- To do -
Exactly as written, set down every entry once more.

[Opening Provided material section]

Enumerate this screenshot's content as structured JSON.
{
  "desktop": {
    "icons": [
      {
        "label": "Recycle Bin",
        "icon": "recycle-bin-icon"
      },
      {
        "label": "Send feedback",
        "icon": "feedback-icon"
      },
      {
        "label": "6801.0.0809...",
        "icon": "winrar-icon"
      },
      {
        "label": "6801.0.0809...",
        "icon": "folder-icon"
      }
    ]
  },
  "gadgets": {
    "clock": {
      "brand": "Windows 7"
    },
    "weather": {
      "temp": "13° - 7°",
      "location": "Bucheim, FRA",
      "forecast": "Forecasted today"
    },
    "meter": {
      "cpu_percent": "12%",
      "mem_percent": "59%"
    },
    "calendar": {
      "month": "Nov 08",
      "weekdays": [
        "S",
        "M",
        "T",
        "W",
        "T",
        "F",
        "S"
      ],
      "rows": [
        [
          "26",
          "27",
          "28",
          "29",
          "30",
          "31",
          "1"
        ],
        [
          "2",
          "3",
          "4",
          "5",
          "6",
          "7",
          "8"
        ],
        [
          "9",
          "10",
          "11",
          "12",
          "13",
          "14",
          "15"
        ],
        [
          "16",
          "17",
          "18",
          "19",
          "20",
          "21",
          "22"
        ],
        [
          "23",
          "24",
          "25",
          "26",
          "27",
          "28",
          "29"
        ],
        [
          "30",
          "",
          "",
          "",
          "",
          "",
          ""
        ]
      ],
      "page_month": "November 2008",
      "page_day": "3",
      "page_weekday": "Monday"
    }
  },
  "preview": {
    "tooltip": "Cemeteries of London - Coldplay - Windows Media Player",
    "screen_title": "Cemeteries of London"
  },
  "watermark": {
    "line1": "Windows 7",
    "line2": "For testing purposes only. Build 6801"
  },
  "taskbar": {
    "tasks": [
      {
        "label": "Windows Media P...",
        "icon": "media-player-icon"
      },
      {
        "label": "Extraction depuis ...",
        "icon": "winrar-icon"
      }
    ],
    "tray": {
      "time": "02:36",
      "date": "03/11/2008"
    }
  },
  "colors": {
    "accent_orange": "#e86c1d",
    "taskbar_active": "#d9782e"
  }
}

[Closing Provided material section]

- Result for this exercise -
Enumerate this screenshot's content as structured JSON.
{
  "desktop": {
    "icons": [
      {
        "label": "Recycle Bin",
        "icon": "recycle-bin-icon"
      },
      {
        "label": "Send feedback",
        "icon": "feedback-icon"
      },
      {
        "label": "6801.0.0809...",
        "icon": "winrar-icon"
      },
      {
        "label": "6801.0.0809...",
        "icon": "folder-icon"
      }
    ]
  },
  "gadgets": {
    "clock": {
      "brand": "Windows 7"
    },
    "weather": {
      "temp": "13° - 7°",
      "location": "Bucheim, FRA",
      "forecast": "Forecasted today"
    },
    "meter": {
      "cpu_percent": "12%",
      "mem_percent": "59%"
    },
    "calendar": {
      "month": "Nov 08",
      "weekdays": [
        "S",
        "M",
        "T",
        "W",
        "T",
        "F",
        "S"
      ],
      "rows": [
        [
          "26",
          "27",
          "28",
          "29",
          "30",
          "31",
          "1"
        ],
        [
          "2",
          "3",
          "4",
          "5",
          "6",
          "7",
          "8"
        ],
        [
          "9",
          "10",
          "11",
          "12",
          "13",
          "14",
          "15"
        ],
        [
          "16",
          "17",
          "18",
          "19",
          "20",
          "21",
          "22"
        ],
        [
          "23",
          "24",
          "25",
          "26",
          "27",
          "28",
          "29"
        ],
        [
          "30",
          "",
          "",
          "",
          "",
          "",
          ""
        ]
      ],
      "page_month": "November 2008",
      "page_day": "3",
      "page_weekday": "Monday"
    }
  },
  "preview": {
    "tooltip": "Cemeteries of London - Coldplay - Windows Media Player",
    "screen_title": "Cemeteries of London"
  },
  "watermark": {
    "line1": "Windows 7",
    "line2": "For testing purposes only. Build 6801"
  },
  "taskbar": {
    "tasks": [
      {
        "label": "Windows Media P...",
        "icon": "media-player-icon"
      },
      {
        "label": "Extraction depuis ...",
        "icon": "winrar-icon"
      }
    ],
    "tray": {
      "time": "02:36",
      "date": "03/11/2008"
    }
  },
  "colors": {
    "accent_orange": "#e86c1d",
    "taskbar_active": "#d9782e"
  }
}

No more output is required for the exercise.